I think we should put it all out there, because who knows the reward we will get within ourselves. I’m trying to let go of perfection, and just be happy with what I create. I am working on fearlessly exposing myself, even when it ain’t so pretty. Because it’s not all butterflies and rainbows, I guess.
There are other people out there who also just want to be genuine and create.
Back on December 9, 2016, I experienced my first official “Insta-meet,” and second genuine experience with Instagrammers. I met with a group from PNWonderland, an incredibly successful Instagram page created by Mr. Tommy Blades. As I already mentioned, I began following PNWonderland long before moving to the Pacific Northwest. When they posted they’d be doing an InstaMeet at Franklin Falls, I knew I needed to attend so I could personally thank the creator of the page. Unfortunately, snowy conditions and messy mountain passes led to a relocation of the event, but I was still on board for a Snoqualmie Falls expedition with a crew of PNW photographers (or whoever would show up).
It’s pretty neat to think about the transition from admiring the PNW at a distance (on my iPhone) to living the life my Instagram news feed had so effortlessly depicted.
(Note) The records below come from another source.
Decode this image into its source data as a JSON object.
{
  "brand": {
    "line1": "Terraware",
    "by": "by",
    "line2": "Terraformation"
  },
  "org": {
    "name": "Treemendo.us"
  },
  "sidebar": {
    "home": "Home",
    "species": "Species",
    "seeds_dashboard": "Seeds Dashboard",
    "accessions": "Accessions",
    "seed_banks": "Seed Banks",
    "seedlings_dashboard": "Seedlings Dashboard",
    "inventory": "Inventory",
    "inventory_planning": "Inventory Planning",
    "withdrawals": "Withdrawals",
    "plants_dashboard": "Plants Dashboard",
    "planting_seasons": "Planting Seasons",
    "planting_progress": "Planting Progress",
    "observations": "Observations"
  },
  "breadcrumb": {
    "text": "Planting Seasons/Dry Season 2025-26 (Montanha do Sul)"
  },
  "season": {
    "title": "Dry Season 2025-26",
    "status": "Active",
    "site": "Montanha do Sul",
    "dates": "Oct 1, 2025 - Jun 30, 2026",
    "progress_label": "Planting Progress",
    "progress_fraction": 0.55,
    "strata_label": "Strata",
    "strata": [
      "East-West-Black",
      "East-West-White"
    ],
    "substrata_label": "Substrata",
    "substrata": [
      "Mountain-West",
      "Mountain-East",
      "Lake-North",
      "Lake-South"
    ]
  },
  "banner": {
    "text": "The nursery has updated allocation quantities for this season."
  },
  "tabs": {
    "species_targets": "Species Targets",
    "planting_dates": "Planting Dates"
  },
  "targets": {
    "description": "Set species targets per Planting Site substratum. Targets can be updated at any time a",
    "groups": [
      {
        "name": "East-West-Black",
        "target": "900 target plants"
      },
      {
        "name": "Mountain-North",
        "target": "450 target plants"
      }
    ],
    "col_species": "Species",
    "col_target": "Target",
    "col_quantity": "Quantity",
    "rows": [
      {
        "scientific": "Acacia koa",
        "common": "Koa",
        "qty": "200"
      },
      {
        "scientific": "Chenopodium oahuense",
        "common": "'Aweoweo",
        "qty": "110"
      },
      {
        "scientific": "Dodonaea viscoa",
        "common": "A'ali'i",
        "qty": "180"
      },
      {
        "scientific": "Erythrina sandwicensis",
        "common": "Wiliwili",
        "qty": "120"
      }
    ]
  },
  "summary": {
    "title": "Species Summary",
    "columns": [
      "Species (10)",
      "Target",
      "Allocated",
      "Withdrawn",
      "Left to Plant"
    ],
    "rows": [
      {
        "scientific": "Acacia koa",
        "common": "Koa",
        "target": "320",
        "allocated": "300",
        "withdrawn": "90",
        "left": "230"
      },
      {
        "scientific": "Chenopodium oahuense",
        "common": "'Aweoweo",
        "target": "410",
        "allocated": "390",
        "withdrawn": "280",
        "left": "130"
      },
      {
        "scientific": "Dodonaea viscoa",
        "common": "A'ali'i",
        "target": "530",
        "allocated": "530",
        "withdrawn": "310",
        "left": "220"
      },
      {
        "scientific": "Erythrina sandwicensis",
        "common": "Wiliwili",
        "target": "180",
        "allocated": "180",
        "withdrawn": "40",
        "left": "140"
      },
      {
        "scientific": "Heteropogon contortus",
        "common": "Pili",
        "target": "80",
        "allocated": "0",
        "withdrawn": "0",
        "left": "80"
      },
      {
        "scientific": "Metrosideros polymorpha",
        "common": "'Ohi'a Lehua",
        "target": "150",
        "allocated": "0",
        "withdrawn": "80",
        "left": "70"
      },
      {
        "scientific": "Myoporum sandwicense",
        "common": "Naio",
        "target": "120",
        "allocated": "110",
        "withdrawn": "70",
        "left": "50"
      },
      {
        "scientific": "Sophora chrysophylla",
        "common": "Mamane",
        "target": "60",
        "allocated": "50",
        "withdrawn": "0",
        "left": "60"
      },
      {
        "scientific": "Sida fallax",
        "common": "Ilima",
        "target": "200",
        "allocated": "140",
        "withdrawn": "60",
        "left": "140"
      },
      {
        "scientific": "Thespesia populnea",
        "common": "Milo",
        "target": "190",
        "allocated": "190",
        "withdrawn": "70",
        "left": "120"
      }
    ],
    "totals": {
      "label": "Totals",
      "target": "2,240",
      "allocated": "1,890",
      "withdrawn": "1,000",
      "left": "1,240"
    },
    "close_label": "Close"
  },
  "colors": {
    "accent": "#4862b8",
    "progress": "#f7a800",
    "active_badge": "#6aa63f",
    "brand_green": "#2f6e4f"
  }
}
I didn’t need to hide behind my screen to see the mountains and waterfalls I had dreamed of: they were right in front of me! En route to my first Insta-Meet, I stopped in the town of Snoqualmie to enjoy the Charles Dickens-esque time travel. I nearly expected Scrooge to pop out from behind the children waiting in line for Santa’s Train at the Northwest Railway Museum.
Once at Snoqualmie Falls, it wasn’t hard to find our group. They were the people with a bunch of cameras and adventure dogs. They exuded an energy of “I don’t care if the weather is shitty, I’m creating today.” I socialized with the group, as we discovered there were a few trails closed off due to icy conditions. Despite this, we all began down a main trail towards the falls. I talked to many people *and their dogs* about how they ended up in the PNW, what kind of art they enjoy, and other real-life things. I kept thinking how awesome it was that a social media platform allowed for this kind of connection.
I left feeling pretty joyful… and with an Instapix camera, thanks to the PNWonderland raffle!
So, yes, my experience with Instagram has been relatively fruitful.
Besides stunting creativity and allowing for self-doubt, there’s a few other things I don’t like about Instagram. I don’t like how it misguides people, making them believe any peak is achievable because someone did it on the ‘gram. It’s dangerous, because people will see an image, and set out to see it with their own eyes–perhaps despite their comfort level with the actual journey.
I don’t like how people are putting too much emphasis on relationships behind a screen. I don’t like how we are forgetting about human connection, and focusing on screen connection. I don’t like when I’m sitting in a restaurant, and I see a family of five with a tablet shoved in front of the kid, Dad on his phone, and Mom scanning through Instagram or Pinterest. I don’t like how I can’t start a conversation with people in a waiting room because I’d be disrupting their phone activities.
I just DON’T like it.
But, sure, I’ll still take some Insta-ration every so often.
I don’t want my art to be tireless. I don’t want to create to make you happy. Instead, I will create to connect to myself, to others, and to the higher self that lives inside my soul.
As Elizabeth Gilbert so eloquently put it in Big Magic: Creative Living Beyond Fear:
“Be the weirdo who dares to enjoy.”
Here’s to enjoying our creations, Fellow Dreamers.
Be it. Whatever it is.